RNAseq analysis of heart tissue from mice treated with atenolol and isoproterenol reveals a reciprocal transcriptional response
Module-trait correlations are larger than those of randomized controls. a Bi-clustered module-phenotype correlation matrix for the real data and (b) reshuffled data. The color code and distributions for these correlations are shown in (c). The two distributions are significantly different from each other (F ≈ 0.52, p ≈ 3.3 × 10−51) with heavier tails for the real data (Additional file 1: Figure S26). The phenotypes are described in Additional file 2: Table S4 [17]
© Copyright Policy - OpenAccess
Related In: Results  -  Collection

License 1 - License 2
Show All Figures
getmorefigures.php?uid=PMC5015234&req=5

Fig4: Module-trait correlations are larger than those of randomized controls. a Bi-clustered module-phenotype correlation matrix for the real data and (b) reshuffled data. The color code and distributions for these correlations are shown in (c). The two distributions are significantly different from each other (F ≈ 0.52, p ≈ 3.3 × 10−51) with heavier tails for the real data (Additional file 1: Figure S26). The phenotypes are described in Additional file 2: Table S4 [17]
Mentions: We next asked whether module gene expression (i.e. the average expression of all genes associated with a module) is correlated with any of the organismal traits that had previously been measured in these mice [17] (Additional file 2: Table S4). Figure 4 shows that indeed on average module-trait correlations tend to be significantly larger than those of randomized controls (Additional file 1: Figure S26 and Methods). Importantly, different modules correlate with different traits, indicating that there might be specific aspects of the transcriptional program that mediate the different organismal responses (Additional file 2: Tables S5-S8).Fig. 4

View Article: PubMed Central - PubMed

ABSTRACT

Background: The transcriptional response to many widely used drugs and its modulation by genetic variability is poorly understood. Here we present an analysis of RNAseq profiles from heart tissue of 18 inbred mouse strains treated with the β-blocker atenolol (ATE) and the β-agonist isoproterenol (ISO).

Results: Differential expression analyses revealed a large set of genes responding to ISO (n = 1770 at FDR = 0.0001) and a comparatively small one responding to ATE (n = 23 at FDR = 0.0001). At a less stringent definition of differential expression, the transcriptional responses to these two antagonistic drugs are reciprocal for many genes, with an overall anti-correlation of r = −0.3. This trend is also observed at the level of most individual strains even though the power to detect differential expression is significantly reduced. The inversely expressed gene sets are enriched with genes annotated for heart-related functions. Modular analysis revealed gene sets that exhibit coherent transcription profiles across some strains and/or treatments. Correlations between these modules and a broad spectrum of cardiovascular traits are stronger than expected by chance. This provides evidence for the overall importance of transcriptional regulation for these organismal responses and explicits links between co-expressed genes and the traits they are associated with. Gene set enrichment analysis of differentially expressed groups of genes pointed to pathways related to heart development and functionality.
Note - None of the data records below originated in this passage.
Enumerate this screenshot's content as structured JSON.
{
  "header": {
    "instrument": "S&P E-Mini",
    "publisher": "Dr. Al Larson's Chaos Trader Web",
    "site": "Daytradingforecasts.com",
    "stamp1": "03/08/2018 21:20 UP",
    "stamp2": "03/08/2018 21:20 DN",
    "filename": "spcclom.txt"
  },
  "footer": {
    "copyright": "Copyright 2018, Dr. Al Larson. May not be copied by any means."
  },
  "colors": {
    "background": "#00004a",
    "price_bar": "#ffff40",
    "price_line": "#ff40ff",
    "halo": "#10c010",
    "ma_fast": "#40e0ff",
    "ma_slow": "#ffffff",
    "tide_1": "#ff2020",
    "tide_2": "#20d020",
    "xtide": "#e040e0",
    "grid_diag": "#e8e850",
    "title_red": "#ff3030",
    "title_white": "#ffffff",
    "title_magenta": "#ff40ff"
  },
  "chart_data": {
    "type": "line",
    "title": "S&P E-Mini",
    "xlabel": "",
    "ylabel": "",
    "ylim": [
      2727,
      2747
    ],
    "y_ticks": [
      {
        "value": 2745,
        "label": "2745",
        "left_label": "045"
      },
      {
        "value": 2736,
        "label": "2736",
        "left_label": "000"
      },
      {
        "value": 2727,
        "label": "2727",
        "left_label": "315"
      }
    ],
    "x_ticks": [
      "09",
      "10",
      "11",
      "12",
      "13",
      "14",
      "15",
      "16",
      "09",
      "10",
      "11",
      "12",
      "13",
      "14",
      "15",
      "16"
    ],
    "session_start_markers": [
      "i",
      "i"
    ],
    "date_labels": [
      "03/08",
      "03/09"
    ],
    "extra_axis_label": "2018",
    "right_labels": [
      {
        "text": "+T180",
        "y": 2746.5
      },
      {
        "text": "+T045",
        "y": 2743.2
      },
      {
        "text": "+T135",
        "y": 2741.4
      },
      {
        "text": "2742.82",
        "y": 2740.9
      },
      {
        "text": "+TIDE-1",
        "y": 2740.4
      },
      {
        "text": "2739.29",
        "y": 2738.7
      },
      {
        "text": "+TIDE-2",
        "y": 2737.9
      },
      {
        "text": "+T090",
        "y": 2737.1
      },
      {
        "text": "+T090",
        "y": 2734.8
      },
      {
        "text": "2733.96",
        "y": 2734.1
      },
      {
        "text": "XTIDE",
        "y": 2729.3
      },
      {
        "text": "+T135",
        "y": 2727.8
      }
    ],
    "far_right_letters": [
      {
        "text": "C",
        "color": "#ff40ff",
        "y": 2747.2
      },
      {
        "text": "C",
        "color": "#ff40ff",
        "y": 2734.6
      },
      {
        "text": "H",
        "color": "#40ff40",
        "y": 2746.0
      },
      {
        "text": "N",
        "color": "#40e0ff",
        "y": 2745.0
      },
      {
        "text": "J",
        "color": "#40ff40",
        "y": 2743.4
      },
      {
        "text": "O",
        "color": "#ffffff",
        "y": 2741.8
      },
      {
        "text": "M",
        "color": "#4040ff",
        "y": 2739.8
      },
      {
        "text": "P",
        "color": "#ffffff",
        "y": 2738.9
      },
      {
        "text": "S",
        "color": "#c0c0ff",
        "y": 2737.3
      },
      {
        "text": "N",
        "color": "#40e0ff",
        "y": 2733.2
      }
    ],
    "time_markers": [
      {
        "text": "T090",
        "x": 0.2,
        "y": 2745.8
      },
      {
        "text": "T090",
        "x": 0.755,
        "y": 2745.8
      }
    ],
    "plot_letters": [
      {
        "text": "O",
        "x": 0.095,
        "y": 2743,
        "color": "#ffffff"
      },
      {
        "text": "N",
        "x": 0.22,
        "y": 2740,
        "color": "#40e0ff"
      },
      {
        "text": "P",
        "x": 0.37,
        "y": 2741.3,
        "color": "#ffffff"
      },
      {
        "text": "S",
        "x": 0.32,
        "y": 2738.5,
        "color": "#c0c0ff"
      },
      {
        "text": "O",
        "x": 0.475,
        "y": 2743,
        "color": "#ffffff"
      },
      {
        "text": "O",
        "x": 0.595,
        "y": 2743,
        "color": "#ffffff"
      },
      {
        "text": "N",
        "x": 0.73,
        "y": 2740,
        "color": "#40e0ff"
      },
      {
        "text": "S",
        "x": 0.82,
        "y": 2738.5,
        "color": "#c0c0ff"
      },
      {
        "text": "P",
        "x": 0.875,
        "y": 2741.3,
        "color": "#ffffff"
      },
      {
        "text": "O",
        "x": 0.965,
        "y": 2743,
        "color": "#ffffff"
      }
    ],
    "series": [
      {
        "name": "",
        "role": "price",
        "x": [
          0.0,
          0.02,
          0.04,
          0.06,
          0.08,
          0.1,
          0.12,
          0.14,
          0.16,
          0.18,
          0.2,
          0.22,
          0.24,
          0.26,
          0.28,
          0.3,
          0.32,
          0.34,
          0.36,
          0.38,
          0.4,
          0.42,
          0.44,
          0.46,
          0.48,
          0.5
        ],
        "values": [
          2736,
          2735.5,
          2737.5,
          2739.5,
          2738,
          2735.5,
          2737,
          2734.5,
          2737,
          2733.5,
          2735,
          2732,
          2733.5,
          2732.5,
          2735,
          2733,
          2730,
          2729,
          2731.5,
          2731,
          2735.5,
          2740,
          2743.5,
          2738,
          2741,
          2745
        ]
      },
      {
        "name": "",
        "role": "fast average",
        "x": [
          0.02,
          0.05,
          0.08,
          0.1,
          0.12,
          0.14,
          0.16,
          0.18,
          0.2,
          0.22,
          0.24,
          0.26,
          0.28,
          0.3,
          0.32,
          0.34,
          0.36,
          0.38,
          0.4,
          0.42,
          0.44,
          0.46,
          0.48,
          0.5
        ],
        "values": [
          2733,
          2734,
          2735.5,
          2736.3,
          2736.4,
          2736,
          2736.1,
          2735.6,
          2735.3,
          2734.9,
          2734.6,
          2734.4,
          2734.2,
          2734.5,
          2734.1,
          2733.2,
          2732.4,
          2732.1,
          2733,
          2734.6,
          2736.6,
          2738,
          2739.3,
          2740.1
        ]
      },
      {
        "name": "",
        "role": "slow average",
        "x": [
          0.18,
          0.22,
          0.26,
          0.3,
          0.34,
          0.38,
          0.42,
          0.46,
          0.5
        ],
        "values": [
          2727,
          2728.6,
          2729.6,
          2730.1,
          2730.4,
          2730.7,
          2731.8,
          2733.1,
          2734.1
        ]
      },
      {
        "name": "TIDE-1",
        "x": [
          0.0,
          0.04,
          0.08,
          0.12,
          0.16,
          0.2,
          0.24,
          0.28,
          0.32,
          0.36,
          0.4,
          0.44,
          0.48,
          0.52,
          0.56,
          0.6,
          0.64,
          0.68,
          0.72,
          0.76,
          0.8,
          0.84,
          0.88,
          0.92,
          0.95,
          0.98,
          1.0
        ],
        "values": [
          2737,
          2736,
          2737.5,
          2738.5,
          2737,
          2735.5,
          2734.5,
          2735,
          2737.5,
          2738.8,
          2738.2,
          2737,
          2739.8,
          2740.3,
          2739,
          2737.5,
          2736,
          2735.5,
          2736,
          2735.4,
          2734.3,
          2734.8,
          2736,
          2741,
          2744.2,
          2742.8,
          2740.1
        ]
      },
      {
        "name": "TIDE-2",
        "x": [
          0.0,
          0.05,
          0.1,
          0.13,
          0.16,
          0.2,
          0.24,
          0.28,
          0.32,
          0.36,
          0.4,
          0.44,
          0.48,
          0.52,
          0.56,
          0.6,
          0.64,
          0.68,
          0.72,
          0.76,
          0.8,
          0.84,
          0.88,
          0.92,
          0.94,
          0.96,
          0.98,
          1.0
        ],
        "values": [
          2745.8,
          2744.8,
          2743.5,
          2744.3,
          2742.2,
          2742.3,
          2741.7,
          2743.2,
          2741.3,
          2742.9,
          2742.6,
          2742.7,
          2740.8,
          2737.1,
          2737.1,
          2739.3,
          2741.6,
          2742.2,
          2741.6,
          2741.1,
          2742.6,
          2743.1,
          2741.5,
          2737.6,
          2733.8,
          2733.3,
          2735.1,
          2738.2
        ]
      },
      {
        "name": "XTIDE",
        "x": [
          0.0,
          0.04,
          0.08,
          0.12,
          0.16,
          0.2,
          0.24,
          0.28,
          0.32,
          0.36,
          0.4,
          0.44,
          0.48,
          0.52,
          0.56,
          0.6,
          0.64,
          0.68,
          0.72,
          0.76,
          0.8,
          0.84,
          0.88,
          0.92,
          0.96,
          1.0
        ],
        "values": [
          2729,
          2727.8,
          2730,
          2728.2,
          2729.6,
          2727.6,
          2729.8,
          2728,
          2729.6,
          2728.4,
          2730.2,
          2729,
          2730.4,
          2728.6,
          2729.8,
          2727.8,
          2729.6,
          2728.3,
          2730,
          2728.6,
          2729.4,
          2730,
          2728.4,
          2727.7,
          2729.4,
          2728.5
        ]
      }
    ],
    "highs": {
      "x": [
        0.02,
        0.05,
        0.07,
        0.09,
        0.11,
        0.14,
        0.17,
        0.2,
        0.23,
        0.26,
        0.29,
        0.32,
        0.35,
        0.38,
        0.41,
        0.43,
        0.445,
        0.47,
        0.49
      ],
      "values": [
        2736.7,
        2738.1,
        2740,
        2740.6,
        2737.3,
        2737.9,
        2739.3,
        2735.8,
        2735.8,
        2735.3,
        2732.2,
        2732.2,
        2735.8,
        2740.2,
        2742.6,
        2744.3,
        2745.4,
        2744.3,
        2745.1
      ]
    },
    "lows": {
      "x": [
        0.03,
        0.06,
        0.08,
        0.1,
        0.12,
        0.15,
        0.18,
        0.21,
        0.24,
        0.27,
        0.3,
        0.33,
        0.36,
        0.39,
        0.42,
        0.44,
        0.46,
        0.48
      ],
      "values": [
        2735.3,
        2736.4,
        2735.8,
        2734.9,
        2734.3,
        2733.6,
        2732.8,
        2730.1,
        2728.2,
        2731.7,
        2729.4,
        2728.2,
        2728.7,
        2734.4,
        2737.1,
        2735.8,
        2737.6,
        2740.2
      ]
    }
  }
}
Conclusions: Our study provides new insights into the transcriptional response of the heart to perturbations of the β-adrenergic system, implicating several new genes that had not been associated to this system previously.

Electronic supplementary material: The online version of this article (doi:10.1186/s12864-016-3059-6) contains supplementary material, which is available to authorized users.

No MeSH data available.